1. In order to provide some degree of flexibility to meet emergencies arising during each fiscal year in the expenditures for the state distributive school account in the state general fund and for operation and maintenance of the various departments, institutions and agencies of the executive department of the state government, the chief, with the approval in writing of the governor, may require the state controller or the head of each such department, institution or agency to set aside a reserve in such amount as the chief may determine, out of the total amount appropriated or out of other funds available from any source whatever to the department, institution or agency.
2. At any time during the fiscal year this reserve or any portion of it may be returned to the appropriation or other fund to which it belongs and may be added to any one or more of the allotments, if the chief so orders in writing.
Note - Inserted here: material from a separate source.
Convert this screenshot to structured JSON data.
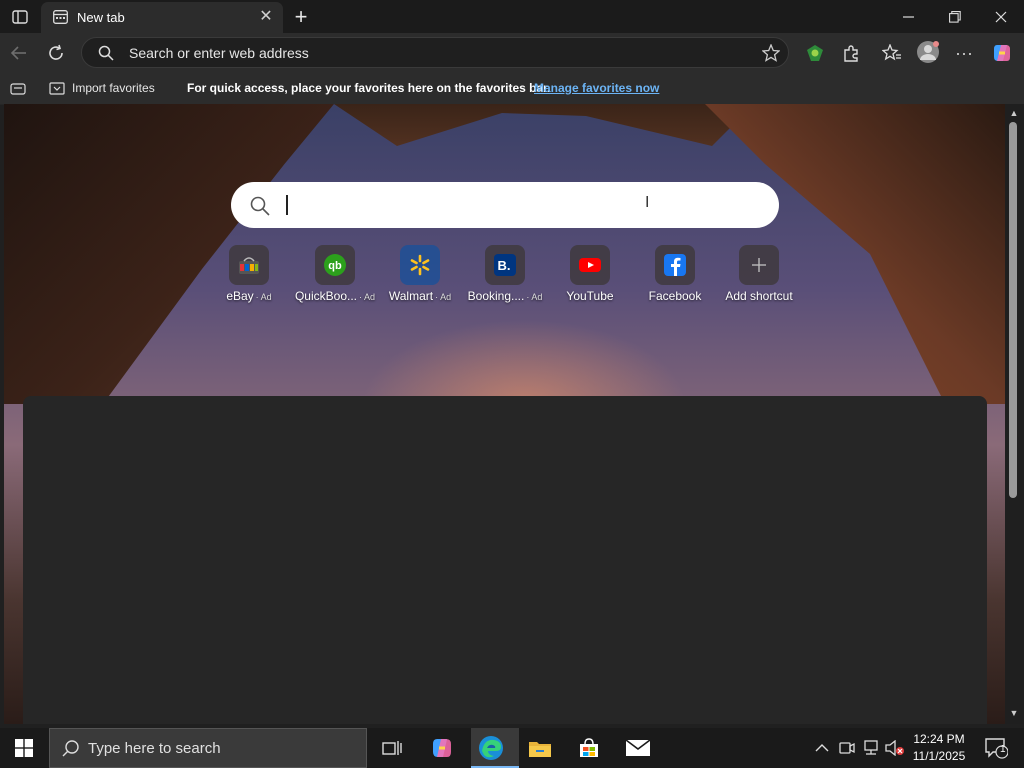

This statute authorizes "the chief" of the Budget Division of the Department of Administration, with the approval of the governor, to require the controller of the heads of various agencies within the executive branch of government to set aside reserves to meet emergencies. We cannot conclude, however, that the legislature intended, when it enacted this statute, to endow the chief of the Budget Division of the Department of Administration or the governor with power to invalidate the acts of the legislature. Nor did the legislature intend NRS 353.225(2) to be construed as an authorization for a blanket executive repeal of a pay raise enacted by it. The provision was instead intended to provide a means for the executive and the individual agencies to provide flexibility to meet emergencies by utilizing available monies from the various budgets to fund a reserve for use at a later date. We conclude that this statute, at best, is irrelevant to this case. Accordingly, we decline to consider the constitutional challenges to the statute.
The governor and the board of examiners have no constitutional or statutory authority to defer the salary increases enacted by the legislature. Thus, the action of the board taken on September 26, 1991, was a nullity, and the state controller has an absolute duty to issue his warrants pursuant to the legislative mandate. A writ of mandamus may issue to compel the performance of an act which the law especially enjoins as a duty resulting from an office, trust or station and where there is no plain, speedy and adequate remedy at law. See NRS 34.160; Choose Life Campaign `90' v. Del Papa, 106 Nev. 802, 801 P.2d 1384 (1990). Accordingly, we grant this petition.
The Honorable Steven R. Kosach, Judge of the Second Judicial District Court, was designated by the Governor to sit in place of THE HONORABLE ROBERT E. ROSE, Justice. Nev. Const. art. 6, § 4.